On December 12, researchers from Japan's National Agriculture and Food Research Organization (NARO) and Nippon Flour Mills announced the development of sweet wheat, a hybridized variety of wheat with twice the sugar concentration of common wheat. This first-of-its-kind sweet wheat eliminates the need to add sugar when it is used in cakes or other baked goods, researchers claim.
By repeatedly breeding varieties of wheat with low levels of enzymes associated with starch production, the researchers were able to lower the wheat's starch content -- which is ordinarily around 70% -- to 25%. The result is a variety of wheat with a significantly higher concentration of sugars such as maltose and sucrose.
In this way, sweet wheat is similar in concept to sweetcorn, which also was specifically bred to increase its sugar content.
Sweet wheat is identical in appearance to common wheat, except that it withers and develops wrinkles when dehydrated. Its natural sweetness gives it a distinctive flavor when it is ground into flour and used as an ingredient in baked goods.
Nippon Flour Mills hopes to make sweet wheat commercially available in two to three years.
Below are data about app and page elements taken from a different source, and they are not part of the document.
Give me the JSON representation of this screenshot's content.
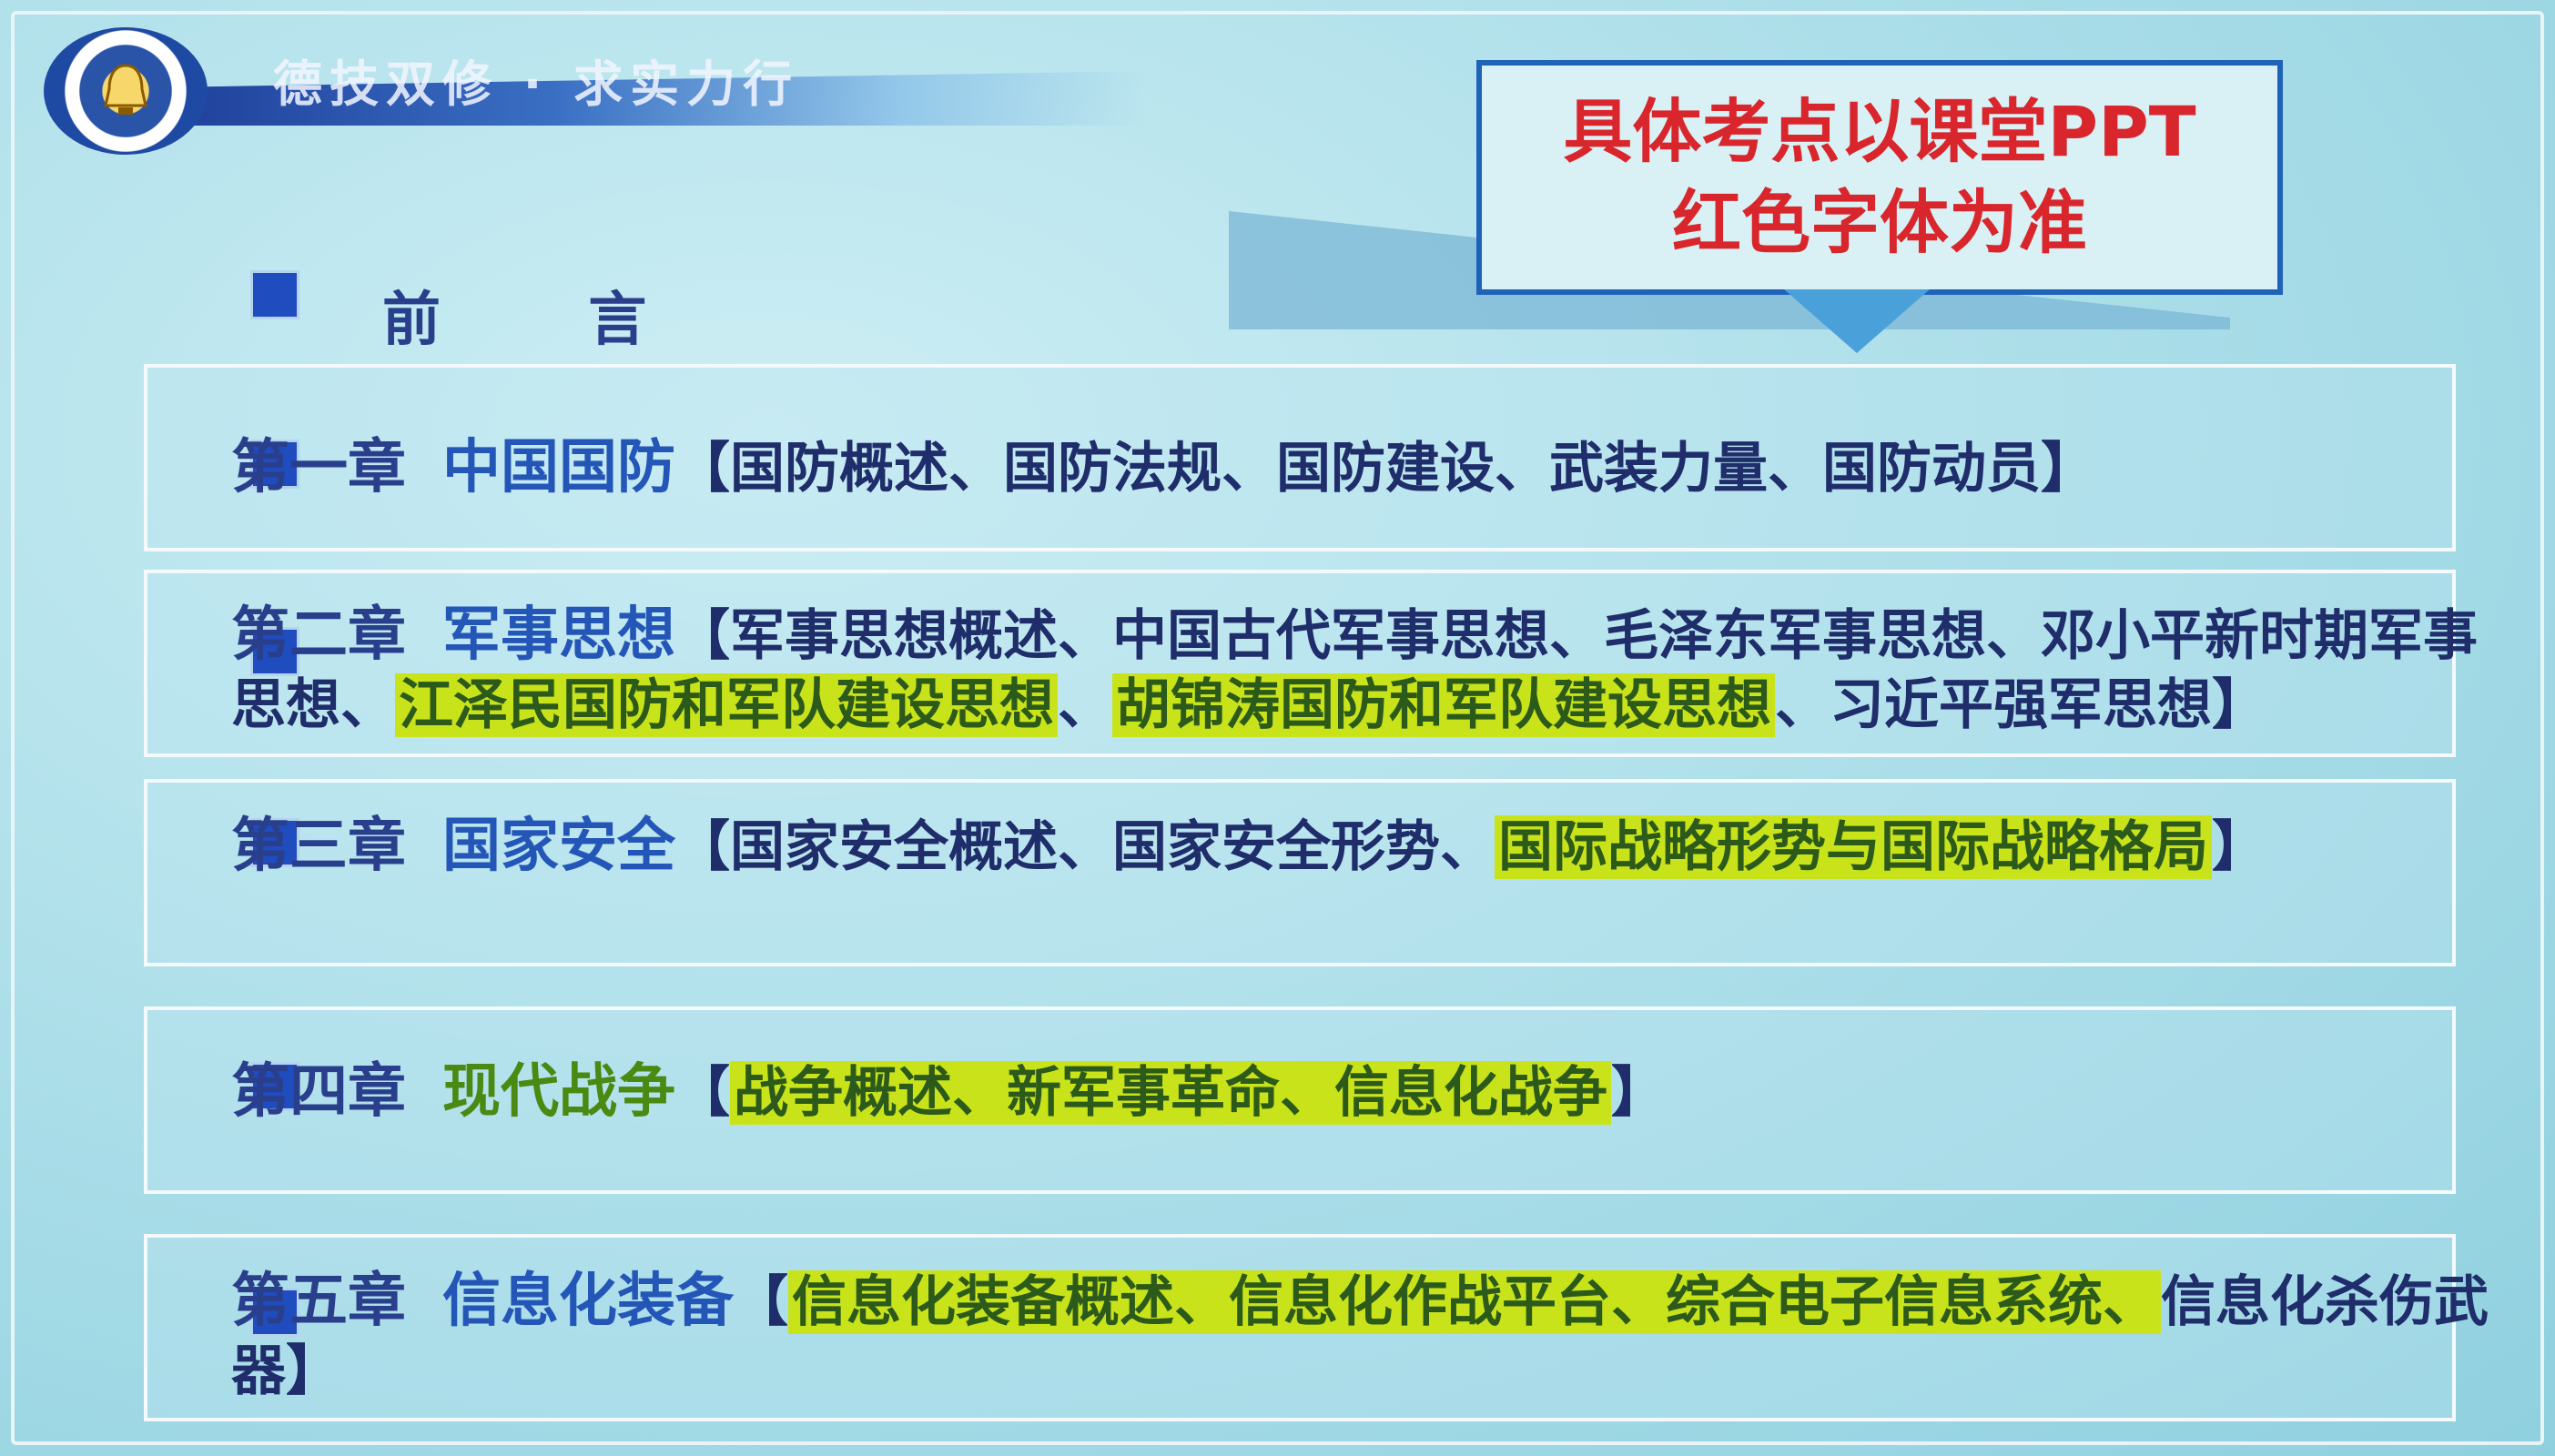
{
  "header": {
    "slogan": "德技双修 · 求实力行",
    "emblem_icon": "bell-emblem-icon",
    "accent": "#1f4aa3"
  },
  "callout": {
    "line1": "具体考点以课堂PPT",
    "line2": "红色字体为准",
    "color": "#d8262c"
  },
  "preface": {
    "label": "前 言"
  },
  "chapters": [
    {
      "title": "第一章",
      "name": "中国国防",
      "open": "【",
      "topics": [
        "国防概述、国防法规、国防建设、武装力量、国防动员"
      ],
      "close": "】"
    },
    {
      "title": "第二章",
      "name": "军事思想",
      "open": "【",
      "topic_a": "军事思想概述、中国古代军事思想、毛泽东军事思想、邓小平新时期军事思想、",
      "topic_hl1": "江泽民国防和军队建设思想",
      "sep": "、",
      "topic_hl2": "胡锦涛国防和军队建设思想",
      "topic_b": "、习近平强军思想",
      "close": "】"
    },
    {
      "title": "第三章",
      "name": "国家安全",
      "open": "【",
      "topic_a": "国家安全概述、国家安全形势、",
      "topic_hl": "国际战略形势与国际战略格局",
      "close": "】"
    },
    {
      "title": "第四章",
      "name": "现代战争",
      "open": "【",
      "topic_hl": "战争概述、新军事革命、信息化战争",
      "close": "】"
    },
    {
      "title": "第五章",
      "name": "信息化装备",
      "open": "【",
      "topic_hl": "信息化装备概述、信息化作战平台、综合电子信息系统、",
      "topic_b": "信息化杀伤武器",
      "close": "】"
    }
  ],
  "colors": {
    "highlight": "#c9e31a",
    "bullet": "#1f4cbf",
    "text": "#2b3d7e"
  }
}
In the meantime, the company is looking into the possibility of developing new types of food products that draw upon the natural flavor of sweet wheat.